not only to be better acquainted with him, but to have an opportunity of convincing him that he no longer resented his giving him the living of Delaford —
all were well in Brunswick Square.
he had been out of doors to examine, and could answer for there not being the smallest difficulty in their getting home, whenever they liked it, either now or an hour hence. He had gone beyond the sweep—some way along the Highbury road —the snow was nowhere above half an inch deep— in many places hardly enough to whiten the ground; a very few flakes were falling at present, but the clouds were parting, and there was every appearance of its being soon over. He had seen the coachmen, and they both agreed with him in there being nothing to apprehend.
it was because she saw in her the really accomplished young woman, which she wanted to be thought herself;
He was very much pleased with Randalls,
a most admirably arranged house,
even to be very small,
the situation, the walk to Highbury, Highbury itself, Hartfield still more, and
to have always felt the sort of interest in the country which none but one's own country gives, and the greatest curiosity to visit it.
No, it was long enough, broad enough, handsome enough. It would hold the very number for comfort. They ought to have balls there at least every fortnight through the winter. Why had not Miss Woodhouse revived the former good old days of the room?—She who could do any thing in Highbury!

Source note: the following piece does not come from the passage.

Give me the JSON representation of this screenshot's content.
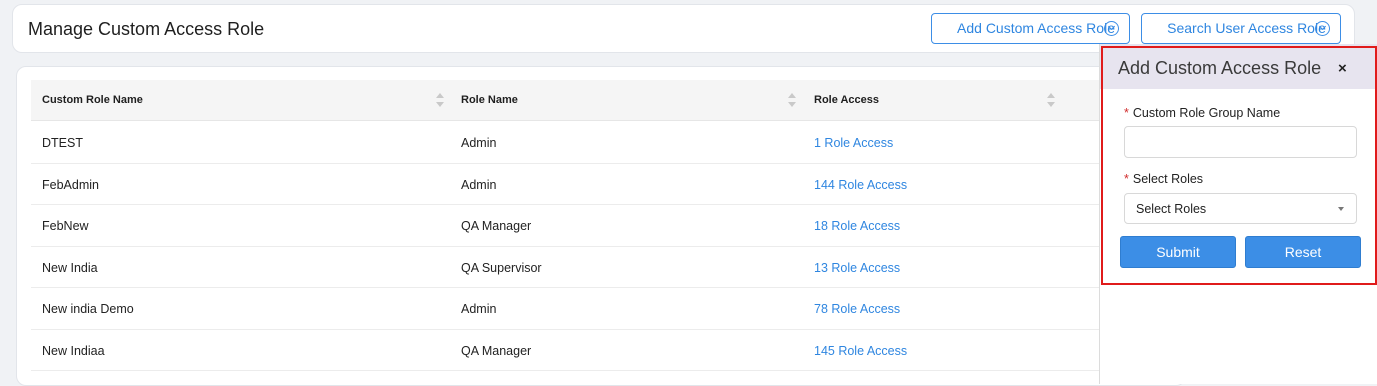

The want of proper families in the place, and the conviction that none beyond the place and its immediate environs could be tempted to attend, were mentioned; but he was not satisfied.
could not be persuaded that so many good-looking houses as he saw around him, could not furnish numbers enough for such a meeting;

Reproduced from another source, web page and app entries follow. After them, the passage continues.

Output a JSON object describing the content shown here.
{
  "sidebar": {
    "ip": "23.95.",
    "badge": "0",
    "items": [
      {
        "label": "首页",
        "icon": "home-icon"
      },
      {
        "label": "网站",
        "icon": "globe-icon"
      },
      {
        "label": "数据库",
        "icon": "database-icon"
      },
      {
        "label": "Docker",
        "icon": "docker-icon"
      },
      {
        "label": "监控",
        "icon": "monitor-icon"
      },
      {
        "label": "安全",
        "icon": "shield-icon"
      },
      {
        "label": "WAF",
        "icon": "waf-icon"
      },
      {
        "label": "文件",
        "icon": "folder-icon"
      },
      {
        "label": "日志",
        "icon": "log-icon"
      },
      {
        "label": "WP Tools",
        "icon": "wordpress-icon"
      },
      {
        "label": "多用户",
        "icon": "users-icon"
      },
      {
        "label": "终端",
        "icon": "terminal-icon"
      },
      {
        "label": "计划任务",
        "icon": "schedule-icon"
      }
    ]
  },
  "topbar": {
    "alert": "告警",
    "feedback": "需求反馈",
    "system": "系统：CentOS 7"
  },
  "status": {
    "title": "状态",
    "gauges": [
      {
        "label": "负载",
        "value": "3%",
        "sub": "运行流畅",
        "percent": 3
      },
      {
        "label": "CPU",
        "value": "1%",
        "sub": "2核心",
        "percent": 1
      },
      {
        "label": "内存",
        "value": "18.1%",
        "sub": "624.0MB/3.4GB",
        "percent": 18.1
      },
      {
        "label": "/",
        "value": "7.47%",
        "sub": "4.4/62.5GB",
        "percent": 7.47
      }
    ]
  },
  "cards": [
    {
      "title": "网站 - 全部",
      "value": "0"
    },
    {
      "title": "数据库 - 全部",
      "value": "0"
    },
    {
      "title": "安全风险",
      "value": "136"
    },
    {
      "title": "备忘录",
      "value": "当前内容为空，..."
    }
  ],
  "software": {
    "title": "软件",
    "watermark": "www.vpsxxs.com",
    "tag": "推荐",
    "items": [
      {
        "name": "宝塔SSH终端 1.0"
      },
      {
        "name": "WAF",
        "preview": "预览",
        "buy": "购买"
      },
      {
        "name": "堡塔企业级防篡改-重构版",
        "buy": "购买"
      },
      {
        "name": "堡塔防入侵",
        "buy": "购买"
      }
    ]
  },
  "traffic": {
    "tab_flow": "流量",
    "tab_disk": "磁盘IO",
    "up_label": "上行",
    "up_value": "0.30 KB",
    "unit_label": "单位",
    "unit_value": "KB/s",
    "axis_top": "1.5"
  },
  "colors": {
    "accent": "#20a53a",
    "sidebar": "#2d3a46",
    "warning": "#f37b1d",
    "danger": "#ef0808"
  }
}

he had heard many people say the same—but yet he must confess, that to him nothing could make amends for the want of the fine glow of health. Where features were indifferent, a fine complexion gave beauty to them all; and where they were good, the effect was— fortunately he need not attempt to describe what the effect was.

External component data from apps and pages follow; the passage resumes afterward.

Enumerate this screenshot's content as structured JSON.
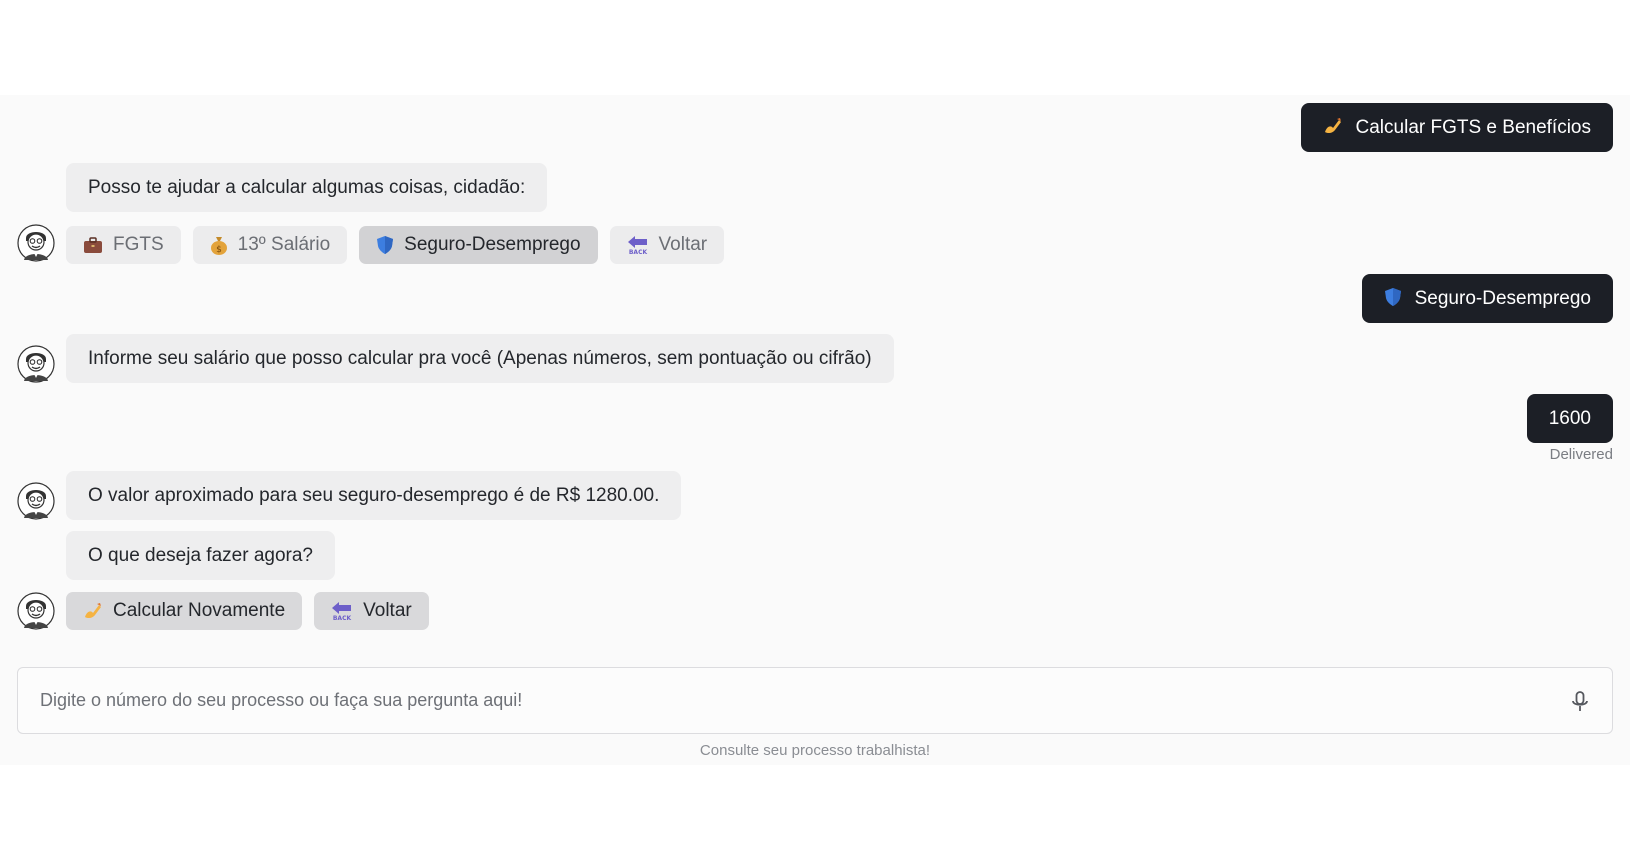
{
  "messages": {
    "user_1": {
      "emoji": "✍️",
      "text": "Calcular FGTS e Benefícios"
    },
    "bot_1": {
      "text": "Posso te ajudar a calcular algumas coisas, cidadão:"
    },
    "options_1": [
      {
        "icon": "briefcase-icon",
        "label": "FGTS"
      },
      {
        "icon": "money-bag-icon",
        "label": "13º Salário"
      },
      {
        "icon": "shield-icon",
        "label": "Seguro-Desemprego"
      },
      {
        "icon": "back-arrow-icon",
        "label": "Voltar"
      }
    ],
    "user_2": {
      "emoji": "🛡️",
      "text": "Seguro-Desemprego"
    },
    "bot_2": {
      "text": "Informe seu salário que posso calcular pra você (Apenas números, sem pontuação ou cifrão)"
    },
    "user_3": {
      "text": "1600",
      "status": "Delivered"
    },
    "bot_3": {
      "text": "O valor aproximado para seu seguro-desemprego é de R$ 1280.00."
    },
    "bot_4": {
      "text": "O que deseja fazer agora?"
    },
    "options_2": [
      {
        "icon": "writing-hand-icon",
        "label": "Calcular Novamente"
      },
      {
        "icon": "back-arrow-icon",
        "label": "Voltar"
      }
    ]
  },
  "composer": {
    "placeholder": "Digite o número do seu processo ou faça sua pergunta aqui!",
    "footer": "Consulte seu processo trabalhista!"
  },
  "colors": {
    "user_bubble": "#1c1f26",
    "bot_bubble": "#eeeeef",
    "panel_bg": "#fafafa"
  }
}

No, he could not believe it a bad house; not such a house as a man was to be pitied for having. If it were to be shared with the woman he loved, he could not think any man to be pitied for having that house. There must be ample room in it for every real comfort. The man must be a blockhead who wanted more.
Frank admired her extremely —thought her very beautiful and very charming;
Might not the evening end in a dance?
he had been impatient to leave the dining-room— hated sitting long —was always the first to move when he could—
his father, Mr. Knightley, Mr. Cox, and Mr. Cole, were left very busy over parish business—
as long as he had staid, however, it had been pleasant enough, as he had found them in general a set of gentlemanlike, sensible men;
so abundant in agreeable families
as far as Enscombe was concerned, there was very little going on,
their visitings were among a range of great families, none very near; and
even when days were fixed, and invitations accepted, it was an even chance that Mrs. Churchill were not in health and spirits for going;
they made a point of visiting no fresh person; and
though he had his separate engagements, it was not without difficulty, without considerable address at times, that he could get away, or introduce an acquaintance for a night.
he believed (excepting one or two points) he could with time persuade her to any thing.
He had wanted very much to go abroad—— had been very eager indeed to be allowed to travel—— but she would not hear of it. This had happened the year before. Now,
he was beginning to have no longer the same wish.
he knew nothing of the matter, and had no voice at all,
to play something more.
the dance begun at Mr. Cole's should be finished there —
the same party should be collected, and the same musician engaged,
had already written to Enscombe to propose staying a few days beyond his fortnight, which could not possibly be refused.
He could not say that he was sorry on his own account;
he was sorry for the disappointment of the others,
Mrs. Churchill was recovering, and he dared not yet, even in his own imagination, fix a time for coming to Randalls again.
Jane Fairfax received attentions from Mrs. Elton which nobody else paid her.